Use this song analyzer to find the key of a song and start practicing right now.
Tips to train yourself to recognize a song's key by ear
If you possess a musical instrument, you can play some chords and songs in specific keys. Over time, you will start to recognize the key automatically. You can add more options, like using a microphone and creating audio data that you can listen to later.
In case you don’t own an instrument, there are many useful mobile apps and online sites that work as key finders such as our own above. This kind of a song analyzer will find the key of a song, find the pitch of a song, song scale, or anything you want. Find and analyze any audio like mp3 songs. It’s a great tool to make your hearing perfect.
What is the relationship between BPM and key?

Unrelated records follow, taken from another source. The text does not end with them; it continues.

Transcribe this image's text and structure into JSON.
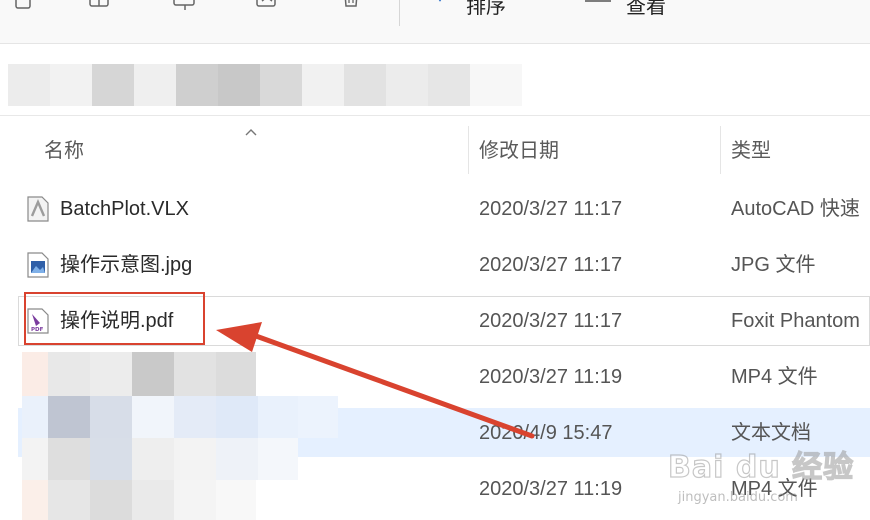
{
  "toolbar": {
    "sort_label": "排序",
    "view_label": "查看"
  },
  "columns": {
    "name": "名称",
    "date": "修改日期",
    "type": "类型"
  },
  "files": [
    {
      "name": "BatchPlot.VLX",
      "date": "2020/3/27 11:17",
      "type": "AutoCAD 快速",
      "icon": "vlx-file-icon"
    },
    {
      "name": "操作示意图.jpg",
      "date": "2020/3/27 11:17",
      "type": "JPG 文件",
      "icon": "jpg-image-icon"
    },
    {
      "name": "操作说明.pdf",
      "date": "2020/3/27 11:17",
      "type": "Foxit Phantom",
      "icon": "pdf-file-icon"
    },
    {
      "name": "",
      "date": "2020/3/27 11:19",
      "type": "MP4 文件",
      "icon": "blurred"
    },
    {
      "name": "",
      "date": "2020/4/9 15:47",
      "type": "文本文档",
      "icon": "blurred"
    },
    {
      "name": "",
      "date": "2020/3/27 11:19",
      "type": "MP4 文件",
      "icon": "blurred"
    }
  ],
  "watermark": {
    "brand": "Bai du 经验",
    "url": "jingyan.baidu.com"
  },
  "colors": {
    "annotation": "#d9432f",
    "selection": "#e5f0ff",
    "pdf_accent": "#7a3b9e"
  }
}
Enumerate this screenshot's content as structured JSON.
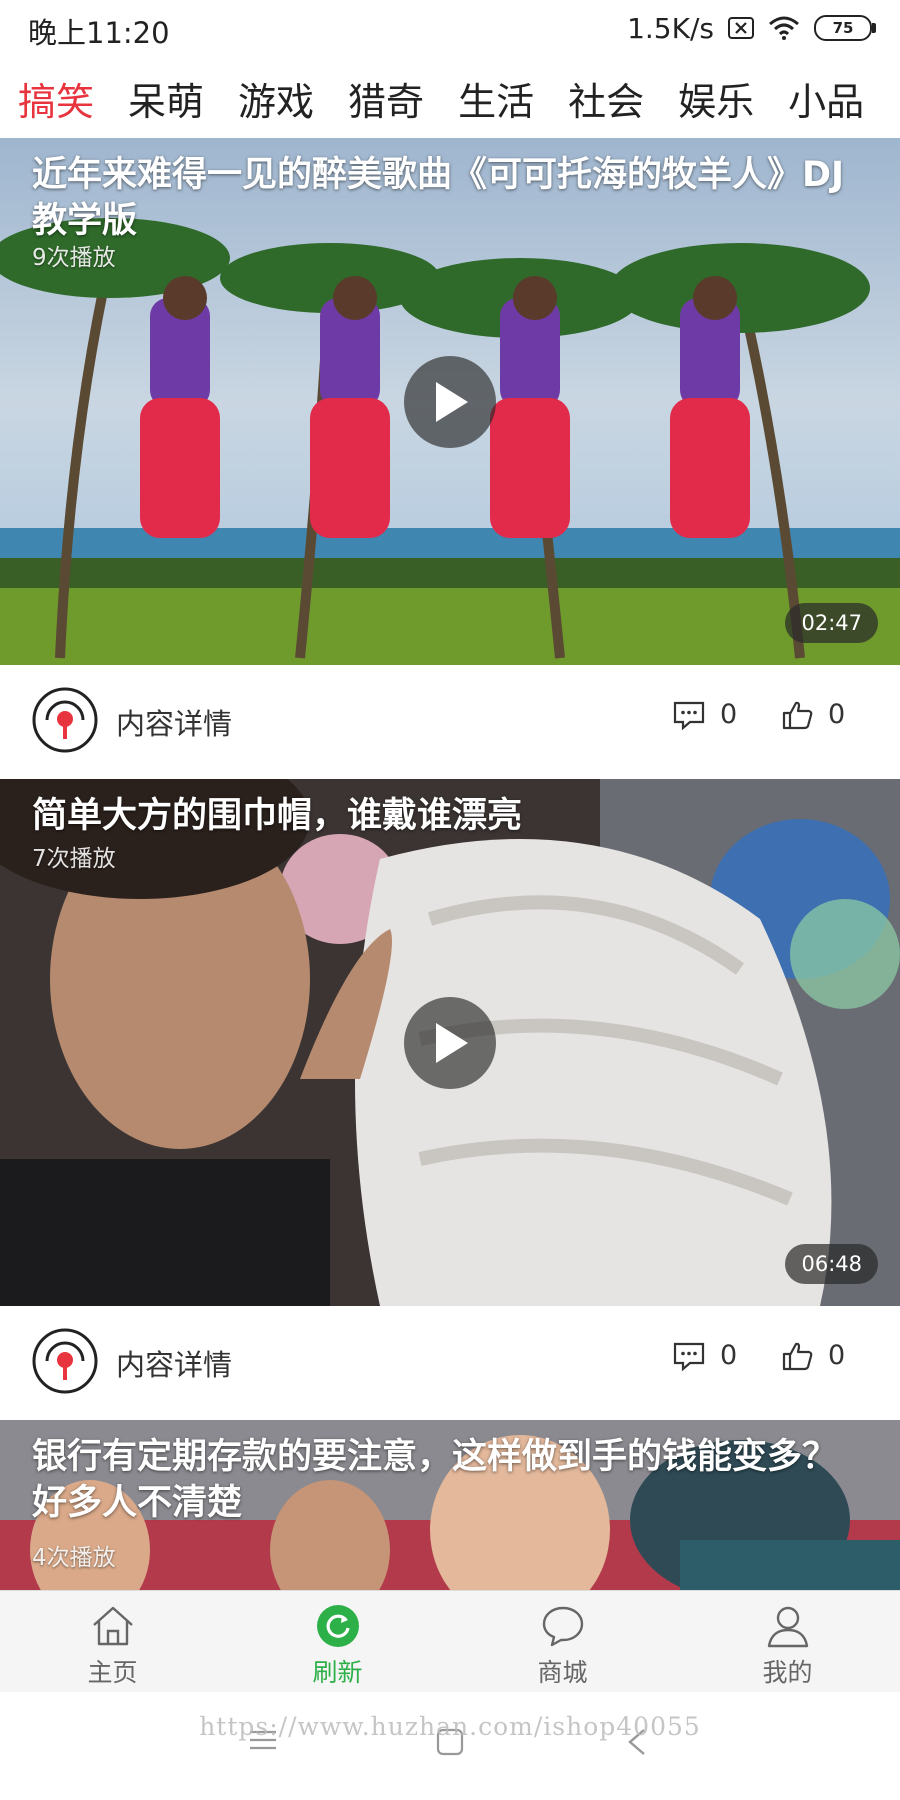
{
  "status_bar": {
    "time": "晚上11:20",
    "net_speed": "1.5K/s",
    "battery": "75",
    "icons": [
      "sim-x-icon",
      "wifi-icon",
      "battery-icon"
    ]
  },
  "tabs": [
    {
      "label": "搞笑",
      "active": true
    },
    {
      "label": "呆萌"
    },
    {
      "label": "游戏"
    },
    {
      "label": "猎奇"
    },
    {
      "label": "生活"
    },
    {
      "label": "社会"
    },
    {
      "label": "娱乐"
    },
    {
      "label": "小品"
    }
  ],
  "videos": [
    {
      "title": "近年来难得一见的醉美歌曲《可可托海的牧羊人》DJ教学版",
      "plays": "9次播放",
      "duration": "02:47",
      "detail_label": "内容详情",
      "comments": "0",
      "likes": "0"
    },
    {
      "title": "简单大方的围巾帽，谁戴谁漂亮",
      "plays": "7次播放",
      "duration": "06:48",
      "detail_label": "内容详情",
      "comments": "0",
      "likes": "0"
    },
    {
      "title": "银行有定期存款的要注意，这样做到手的钱能变多？好多人不清楚",
      "plays": "4次播放"
    }
  ],
  "bottom_nav": [
    {
      "label": "主页",
      "icon": "home-icon"
    },
    {
      "label": "刷新",
      "icon": "refresh-icon",
      "active": true
    },
    {
      "label": "商城",
      "icon": "chat-bubble-icon"
    },
    {
      "label": "我的",
      "icon": "user-icon"
    }
  ],
  "watermark": "https://www.huzhan.com/ishop40055",
  "colors": {
    "accent_red": "#e8343e",
    "active_green": "#2eb048"
  }
}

The key and tempo can be related, but not necessarily. For example, many DJs go for minor keys when dropping BPM (beats per minute), and vice-versa. And when you think about it, lower tempo music sounds much better with minor keys than major, It is known that minor keys are called ‘sad’ and major ‘happy’ – lower beats go well with sad music, and higher beats go well with happy music.
But, the tempo is just a speed (rhythm) of a song, while the key is a combination of tones and notes that go well together. These two don't need to go hand-in-hand and there are no rules for this, but somehow everyone prefers the aforementioned correlation.
How common is it for a note to be played outside of a key's signature?
Very common. The world has a fantastic music history with millions of songs and compositions created so far. Many of those have ‘accidentals’ (notes that don’t belong to a specific key signature or scales) and thank God that’s the case. Can you imagine if every song followed strict rules? There would be no improvisation, no creativity! We would have gotten bored with music.
Following a key is important as it provides a standard for a nice melody and avoids chaos. But being naughty from time to time is always a good thing.
Examples of songs that are "off key"
Unfortunately, there are many singers today that cannot hit the key when performing or recording. For singers having trouble in the studio, professionals heavily use auto pitch-correction (like autotune) and manual tuning tools (ie. Melodyne) so they sound pitch -perfect. Real-time autotune is another trick used in live performances, but it can't correct (at least for now) the notes way off key. Some of the singers you can hear perform off key live are Taylor Swift, Ariana Grande, Demi Lovato... just to name a few. Or is it possible that they are trying to implement something new or express themselves in that specific way? We don't know.
Does the first chord define the key of a song?
Well, usually yes. The first and the last notes of the song typically describe the same key. If a song is in C, the first note or chord will probably be C. The last one may or may not be C, for key changes can occur during the song, but when continuing the C scale, the last note will most commonly be C as well. The notes in C key are comprised of C scale, and that will be the most common note in the song.
Can I write a song without a key?
In theory, it is possible to write a song without a key. Key means ‘tonality’, so theoretically you can compose a song without any tonality. Following the key is more or less a guideline, not a must. Creating a song without scales and just mixing notes can be done, but the results are not promising. When composing a song, you need as much help as possible to make it perfect, and using the key and scales is certainly a way of doing so. Some apps can help you with this as well. You can extract beats and notes from some mashups performed by some DJ in a live set, make the noise compatible, and voila you have a song. If you pull this out, you are a great musician.